63.        /usr/local/aws-cli/v2/*/dist/awscli/examples \
64.        glibc-*.apk && \
65.    apk --no-cache del && \
66.    rm -rf /var/cache/apk/*
68. COPY --from=builder ${FUNCTION_DIR} ${FUNCTION_DIR}
70. CMD [ "app.handler" ]
71. ENTRYPOINT ["/usr/local/bin/python", "-m", "awslambdaric"]

API call made

The API call made to the Lambda function has the following format.

Allowed RequestTypes are:

  • Create/Update
  • Delete
  "RequestType" : "Create",
  "ResourceProperties" : {
    "ClusterName": "",
    "RoleMappings": [
        "arn": "",
        "username": "system:node:{{EC2PrivateDNSName}}",
        "groups": [

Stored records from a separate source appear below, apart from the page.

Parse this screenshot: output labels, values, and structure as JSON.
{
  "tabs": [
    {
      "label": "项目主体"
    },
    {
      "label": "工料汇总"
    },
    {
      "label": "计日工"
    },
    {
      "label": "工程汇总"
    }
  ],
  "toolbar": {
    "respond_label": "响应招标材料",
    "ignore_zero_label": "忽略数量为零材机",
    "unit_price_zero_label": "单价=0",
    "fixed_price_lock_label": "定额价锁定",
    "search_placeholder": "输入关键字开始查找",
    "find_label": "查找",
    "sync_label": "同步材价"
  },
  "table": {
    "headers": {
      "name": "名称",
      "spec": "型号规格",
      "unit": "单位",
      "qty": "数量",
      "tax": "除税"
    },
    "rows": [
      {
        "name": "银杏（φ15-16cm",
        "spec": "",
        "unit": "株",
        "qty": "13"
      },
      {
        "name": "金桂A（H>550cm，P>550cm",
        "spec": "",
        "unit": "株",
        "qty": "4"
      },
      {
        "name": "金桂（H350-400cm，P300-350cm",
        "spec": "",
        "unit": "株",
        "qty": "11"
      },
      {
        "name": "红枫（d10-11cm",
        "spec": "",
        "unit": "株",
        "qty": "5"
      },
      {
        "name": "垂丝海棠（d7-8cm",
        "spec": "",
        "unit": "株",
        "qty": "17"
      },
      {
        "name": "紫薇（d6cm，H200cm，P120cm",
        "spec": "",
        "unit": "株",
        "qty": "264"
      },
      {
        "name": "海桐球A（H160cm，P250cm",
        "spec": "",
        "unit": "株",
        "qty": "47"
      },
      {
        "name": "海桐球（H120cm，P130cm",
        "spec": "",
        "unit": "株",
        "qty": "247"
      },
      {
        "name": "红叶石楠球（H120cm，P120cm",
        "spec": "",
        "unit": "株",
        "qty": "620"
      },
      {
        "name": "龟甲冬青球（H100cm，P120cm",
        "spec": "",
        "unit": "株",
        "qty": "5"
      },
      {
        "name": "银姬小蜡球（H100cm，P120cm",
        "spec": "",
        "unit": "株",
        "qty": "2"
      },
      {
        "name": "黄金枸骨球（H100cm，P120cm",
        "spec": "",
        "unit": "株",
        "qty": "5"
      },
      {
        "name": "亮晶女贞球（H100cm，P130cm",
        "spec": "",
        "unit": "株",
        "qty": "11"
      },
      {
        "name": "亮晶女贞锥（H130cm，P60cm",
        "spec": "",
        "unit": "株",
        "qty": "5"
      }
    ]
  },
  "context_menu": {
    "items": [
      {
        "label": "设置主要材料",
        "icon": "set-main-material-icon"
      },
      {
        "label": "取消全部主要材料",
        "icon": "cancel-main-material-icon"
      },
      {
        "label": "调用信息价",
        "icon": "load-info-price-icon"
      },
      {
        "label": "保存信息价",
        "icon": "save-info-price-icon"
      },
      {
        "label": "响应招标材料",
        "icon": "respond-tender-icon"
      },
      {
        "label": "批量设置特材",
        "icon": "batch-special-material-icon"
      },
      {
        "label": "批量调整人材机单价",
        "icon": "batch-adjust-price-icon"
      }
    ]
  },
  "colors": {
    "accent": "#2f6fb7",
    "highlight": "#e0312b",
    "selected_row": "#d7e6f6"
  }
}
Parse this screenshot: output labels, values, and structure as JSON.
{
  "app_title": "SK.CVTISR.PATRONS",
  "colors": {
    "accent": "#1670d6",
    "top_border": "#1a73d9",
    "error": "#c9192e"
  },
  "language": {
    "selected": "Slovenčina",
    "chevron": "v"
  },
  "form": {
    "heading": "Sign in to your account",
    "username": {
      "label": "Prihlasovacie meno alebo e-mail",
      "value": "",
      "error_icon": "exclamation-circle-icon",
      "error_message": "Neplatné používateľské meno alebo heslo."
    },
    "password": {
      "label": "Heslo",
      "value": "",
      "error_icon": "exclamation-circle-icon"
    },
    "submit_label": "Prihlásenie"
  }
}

To run, type the following command according to the Lambda documentation on creating the container-images for Lambda:

docker build -t blog-example:1.0 .;
docker tag blog-example:1.0;
docker push :latest
aws lambda create-function \
--function-name  \
--package-type Image \
--code ImageUri=:latest \


To verify the updates to the configmap, run the following command:

kubectl edit configmap -n kube-system aws-auth

and verify that the additional role mappings are added to your configmap.

Clean up

To clean up, run the following commands.

  1. To delete the Lambda function:
aws lambda delete-function \
  1. To delete the Amazon ECR and images:
aws ecr delete-repository \
--repository-name  \ 
  1. To delete the Lambda IAM role:
aws iam delete-role \
  1. To delete the IAM policy:
aws iam delete-policy \
  1. To delete the Amazon EKS cluster:
eksctl delete cluster  \


You now have a way to update your Amazon EKS clusters dynamically using a Lambda function rather than installing kubectl or eksctl on a local machine. Additionally, all container images are stored in a versioned format as infrastructure as code.

Virginia Chu

Virginia Chu

Virginia Chu is a Senior Cloud Infrastructure Architect in Professional Services at Amazon Web Services. She works with enterprise-scale customers around the globe to design and implement a variety of solutions in the AWS Cloud.

Hunter Tom

Hunter Tom

Hunter Tom is a Senior Cloud Infrastructure Architect with Professional Services at Amazon Web Services. He specializes in designing and implementing solutions for global financial customers. During his free time Hunter enjoys a good book, hiking through the mountains, or learning something new about the world around him.